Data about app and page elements
▼▼▼

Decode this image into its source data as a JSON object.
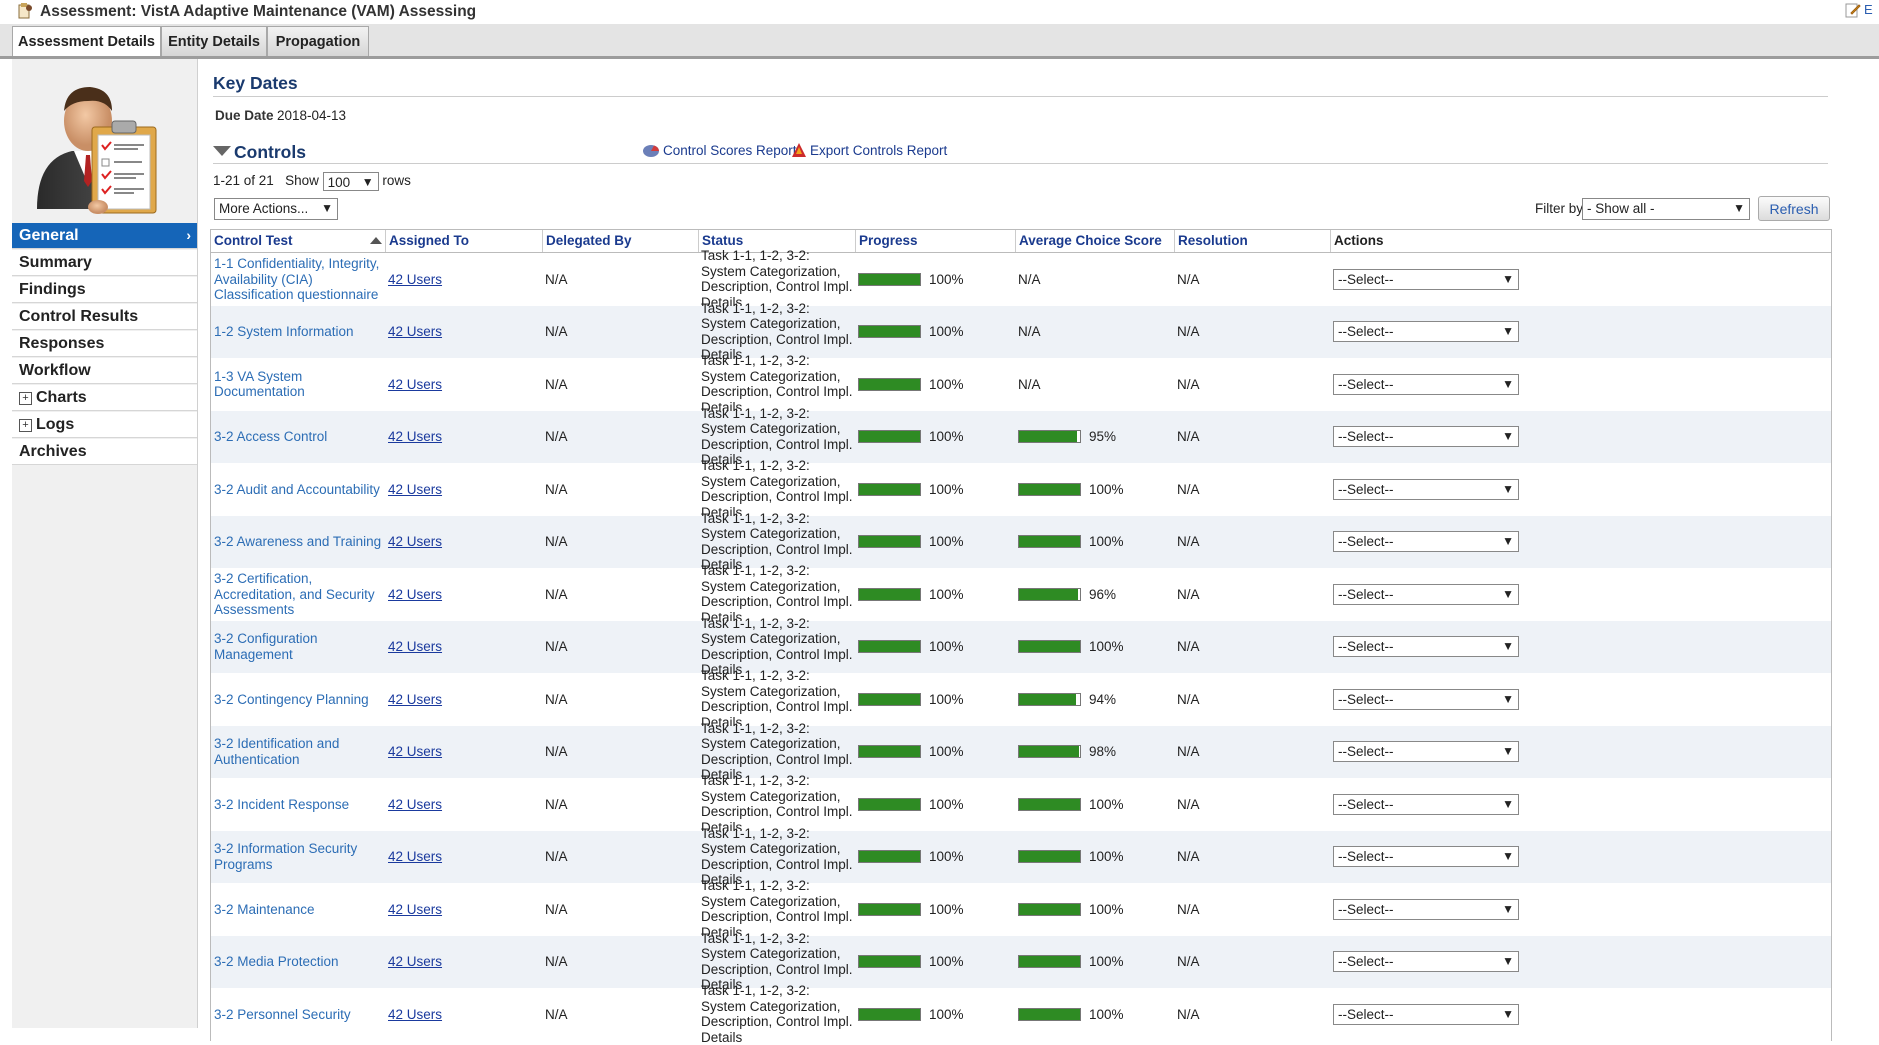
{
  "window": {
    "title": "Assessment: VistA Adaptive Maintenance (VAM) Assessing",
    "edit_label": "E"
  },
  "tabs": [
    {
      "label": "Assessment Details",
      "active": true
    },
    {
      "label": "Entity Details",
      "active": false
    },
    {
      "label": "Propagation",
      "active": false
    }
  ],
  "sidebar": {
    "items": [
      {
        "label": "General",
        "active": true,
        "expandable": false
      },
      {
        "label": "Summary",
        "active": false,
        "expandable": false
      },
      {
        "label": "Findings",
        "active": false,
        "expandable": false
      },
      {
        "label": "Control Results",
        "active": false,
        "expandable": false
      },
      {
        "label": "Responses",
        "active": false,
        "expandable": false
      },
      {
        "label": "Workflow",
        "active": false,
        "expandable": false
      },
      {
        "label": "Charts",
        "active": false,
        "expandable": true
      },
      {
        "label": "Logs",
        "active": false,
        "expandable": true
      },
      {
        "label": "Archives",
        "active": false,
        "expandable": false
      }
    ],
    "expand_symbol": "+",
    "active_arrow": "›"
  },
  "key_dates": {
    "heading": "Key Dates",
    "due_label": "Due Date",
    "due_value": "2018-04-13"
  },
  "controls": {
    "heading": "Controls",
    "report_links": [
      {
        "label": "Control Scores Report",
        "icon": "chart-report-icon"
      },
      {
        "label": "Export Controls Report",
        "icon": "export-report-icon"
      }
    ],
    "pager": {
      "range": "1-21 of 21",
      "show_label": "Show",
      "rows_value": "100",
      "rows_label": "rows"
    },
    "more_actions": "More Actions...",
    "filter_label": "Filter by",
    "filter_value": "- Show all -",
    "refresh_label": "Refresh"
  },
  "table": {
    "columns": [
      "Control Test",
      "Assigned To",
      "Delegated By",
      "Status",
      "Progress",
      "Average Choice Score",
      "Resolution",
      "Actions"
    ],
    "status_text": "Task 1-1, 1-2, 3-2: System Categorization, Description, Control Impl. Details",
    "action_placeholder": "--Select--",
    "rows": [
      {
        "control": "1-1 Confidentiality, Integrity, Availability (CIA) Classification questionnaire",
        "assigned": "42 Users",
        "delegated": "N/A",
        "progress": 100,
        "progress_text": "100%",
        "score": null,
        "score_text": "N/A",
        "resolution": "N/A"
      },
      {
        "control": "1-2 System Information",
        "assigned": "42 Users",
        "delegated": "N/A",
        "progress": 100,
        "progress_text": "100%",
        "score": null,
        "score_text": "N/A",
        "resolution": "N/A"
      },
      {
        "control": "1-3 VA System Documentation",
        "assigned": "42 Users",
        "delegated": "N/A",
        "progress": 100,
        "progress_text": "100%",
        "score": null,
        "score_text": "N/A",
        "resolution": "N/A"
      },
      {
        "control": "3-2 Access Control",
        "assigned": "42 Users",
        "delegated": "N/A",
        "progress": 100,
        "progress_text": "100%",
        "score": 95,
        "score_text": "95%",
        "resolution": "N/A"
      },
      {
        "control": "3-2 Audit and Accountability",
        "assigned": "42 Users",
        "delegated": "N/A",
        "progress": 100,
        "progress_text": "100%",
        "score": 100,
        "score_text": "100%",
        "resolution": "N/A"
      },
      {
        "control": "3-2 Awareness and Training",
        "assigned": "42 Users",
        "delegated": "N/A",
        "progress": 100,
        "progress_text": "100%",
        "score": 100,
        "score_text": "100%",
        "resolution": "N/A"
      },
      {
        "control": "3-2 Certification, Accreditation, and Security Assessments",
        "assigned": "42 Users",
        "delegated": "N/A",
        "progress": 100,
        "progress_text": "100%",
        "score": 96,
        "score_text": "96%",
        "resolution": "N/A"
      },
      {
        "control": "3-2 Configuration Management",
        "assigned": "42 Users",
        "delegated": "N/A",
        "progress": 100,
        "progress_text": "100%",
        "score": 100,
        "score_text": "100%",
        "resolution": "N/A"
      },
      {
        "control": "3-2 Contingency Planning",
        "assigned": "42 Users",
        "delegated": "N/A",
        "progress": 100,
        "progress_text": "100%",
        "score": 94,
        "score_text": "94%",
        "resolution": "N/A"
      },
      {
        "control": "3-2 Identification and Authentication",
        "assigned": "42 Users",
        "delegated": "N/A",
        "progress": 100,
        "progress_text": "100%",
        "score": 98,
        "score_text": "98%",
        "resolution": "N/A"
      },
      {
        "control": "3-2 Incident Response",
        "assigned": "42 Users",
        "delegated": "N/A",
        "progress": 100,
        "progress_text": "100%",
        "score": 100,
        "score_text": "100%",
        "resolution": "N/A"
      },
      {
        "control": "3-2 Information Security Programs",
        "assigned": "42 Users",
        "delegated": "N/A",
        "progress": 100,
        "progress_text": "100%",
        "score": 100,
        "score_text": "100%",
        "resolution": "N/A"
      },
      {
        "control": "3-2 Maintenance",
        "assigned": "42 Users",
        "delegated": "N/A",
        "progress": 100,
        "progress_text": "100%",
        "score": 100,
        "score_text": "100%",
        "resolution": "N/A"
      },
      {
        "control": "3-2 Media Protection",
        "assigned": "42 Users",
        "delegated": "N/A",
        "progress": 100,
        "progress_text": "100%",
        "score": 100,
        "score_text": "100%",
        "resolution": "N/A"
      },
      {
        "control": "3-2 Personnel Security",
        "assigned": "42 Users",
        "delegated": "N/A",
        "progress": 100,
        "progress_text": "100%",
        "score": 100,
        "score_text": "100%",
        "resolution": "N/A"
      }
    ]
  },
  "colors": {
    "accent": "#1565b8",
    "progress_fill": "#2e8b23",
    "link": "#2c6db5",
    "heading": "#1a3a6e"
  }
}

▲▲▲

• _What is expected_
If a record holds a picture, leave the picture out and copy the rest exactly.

• _Result of this task_
Decode this image into its source data as a JSON object.
{
  "window": {
    "title": "Assessment: VistA Adaptive Maintenance (VAM) Assessing",
    "edit_label": "E"
  },
  "tabs": [
    {
      "label": "Assessment Details",
      "active": true
    },
    {
      "label": "Entity Details",
      "active": false
    },
    {
      "label": "Propagation",
      "active": false
    }
  ],
  "sidebar": {
    "items": [
      {
        "label": "General",
        "active": true,
        "expandable": false
      },
      {
        "label": "Summary",
        "active": false,
        "expandable": false
      },
      {
        "label": "Findings",
        "active": false,
        "expandable": false
      },
      {
        "label": "Control Results",
        "active": false,
        "expandable": false
      },
      {
        "label": "Responses",
        "active": false,
        "expandable": false
      },
      {
        "label": "Workflow",
        "active": false,
        "expandable": false
      },
      {
        "label": "Charts",
        "active": false,
        "expandable": true
      },
      {
        "label": "Logs",
        "active": false,
        "expandable": true
      },
      {
        "label": "Archives",
        "active": false,
        "expandable": false
      }
    ],
    "expand_symbol": "+",
    "active_arrow": "›"
  },
  "key_dates": {
    "heading": "Key Dates",
    "due_label": "Due Date",
    "due_value": "2018-04-13"
  },
  "controls": {
    "heading": "Controls",
    "report_links": [
      {
        "label": "Control Scores Report",
        "icon": "chart-report-icon"
      },
      {
        "label": "Export Controls Report",
        "icon": "export-report-icon"
      }
    ],
    "pager": {
      "range": "1-21 of 21",
      "show_label": "Show",
      "rows_value": "100",
      "rows_label": "rows"
    },
    "more_actions": "More Actions...",
    "filter_label": "Filter by",
    "filter_value": "- Show all -",
    "refresh_label": "Refresh"
  },
  "table": {
    "columns": [
      "Control Test",
      "Assigned To",
      "Delegated By",
      "Status",
      "Progress",
      "Average Choice Score",
      "Resolution",
      "Actions"
    ],
    "status_text": "Task 1-1, 1-2, 3-2: System Categorization, Description, Control Impl. Details",
    "action_placeholder": "--Select--",
    "rows": [
      {
        "control": "1-1 Confidentiality, Integrity, Availability (CIA) Classification questionnaire",
        "assigned": "42 Users",
        "delegated": "N/A",
        "progress": 100,
        "progress_text": "100%",
        "score": null,
        "score_text": "N/A",
        "resolution": "N/A"
      },
      {
        "control": "1-2 System Information",
        "assigned": "42 Users",
        "delegated": "N/A",
        "progress": 100,
        "progress_text": "100%",
        "score": null,
        "score_text": "N/A",
        "resolution": "N/A"
      },
      {
        "control": "1-3 VA System Documentation",
        "assigned": "42 Users",
        "delegated": "N/A",
        "progress": 100,
        "progress_text": "100%",
        "score": null,
        "score_text": "N/A",
        "resolution": "N/A"
      },
      {
        "control": "3-2 Access Control",
        "assigned": "42 Users",
        "delegated": "N/A",
        "progress": 100,
        "progress_text": "100%",
        "score": 95,
        "score_text": "95%",
        "resolution": "N/A"
      },
      {
        "control": "3-2 Audit and Accountability",
        "assigned": "42 Users",
        "delegated": "N/A",
        "progress": 100,
        "progress_text": "100%",
        "score": 100,
        "score_text": "100%",
        "resolution": "N/A"
      },
      {
        "control": "3-2 Awareness and Training",
        "assigned": "42 Users",
        "delegated": "N/A",
        "progress": 100,
        "progress_text": "100%",
        "score": 100,
        "score_text": "100%",
        "resolution": "N/A"
      },
      {
        "control": "3-2 Certification, Accreditation, and Security Assessments",
        "assigned": "42 Users",
        "delegated": "N/A",
        "progress": 100,
        "progress_text": "100%",
        "score": 96,
        "score_text": "96%",
        "resolution": "N/A"
      },
      {
        "control": "3-2 Configuration Management",
        "assigned": "42 Users",
        "delegated": "N/A",
        "progress": 100,
        "progress_text": "100%",
        "score": 100,
        "score_text": "100%",
        "resolution": "N/A"
      },
      {
        "control": "3-2 Contingency Planning",
        "assigned": "42 Users",
        "delegated": "N/A",
        "progress": 100,
        "progress_text": "100%",
        "score": 94,
        "score_text": "94%",
        "resolution": "N/A"
      },
      {
        "control": "3-2 Identification and Authentication",
        "assigned": "42 Users",
        "delegated": "N/A",
        "progress": 100,
        "progress_text": "100%",
        "score": 98,
        "score_text": "98%",
        "resolution": "N/A"
      },
      {
        "control": "3-2 Incident Response",
        "assigned": "42 Users",
        "delegated": "N/A",
        "progress": 100,
        "progress_text": "100%",
        "score": 100,
        "score_text": "100%",
        "resolution": "N/A"
      },
      {
        "control": "3-2 Information Security Programs",
        "assigned": "42 Users",
        "delegated": "N/A",
        "progress": 100,
        "progress_text": "100%",
        "score": 100,
        "score_text": "100%",
        "resolution": "N/A"
      },
      {
        "control": "3-2 Maintenance",
        "assigned": "42 Users",
        "delegated": "N/A",
        "progress": 100,
        "progress_text": "100%",
        "score": 100,
        "score_text": "100%",
        "resolution": "N/A"
      },
      {
        "control": "3-2 Media Protection",
        "assigned": "42 Users",
        "delegated": "N/A",
        "progress": 100,
        "progress_text": "100%",
        "score": 100,
        "score_text": "100%",
        "resolution": "N/A"
      },
      {
        "control": "3-2 Personnel Security",
        "assigned": "42 Users",
        "delegated": "N/A",
        "progress": 100,
        "progress_text": "100%",
        "score": 100,
        "score_text": "100%",
        "resolution": "N/A"
      }
    ]
  },
  "colors": {
    "accent": "#1565b8",
    "progress_fill": "#2e8b23",
    "link": "#2c6db5",
    "heading": "#1a3a6e"
  }
}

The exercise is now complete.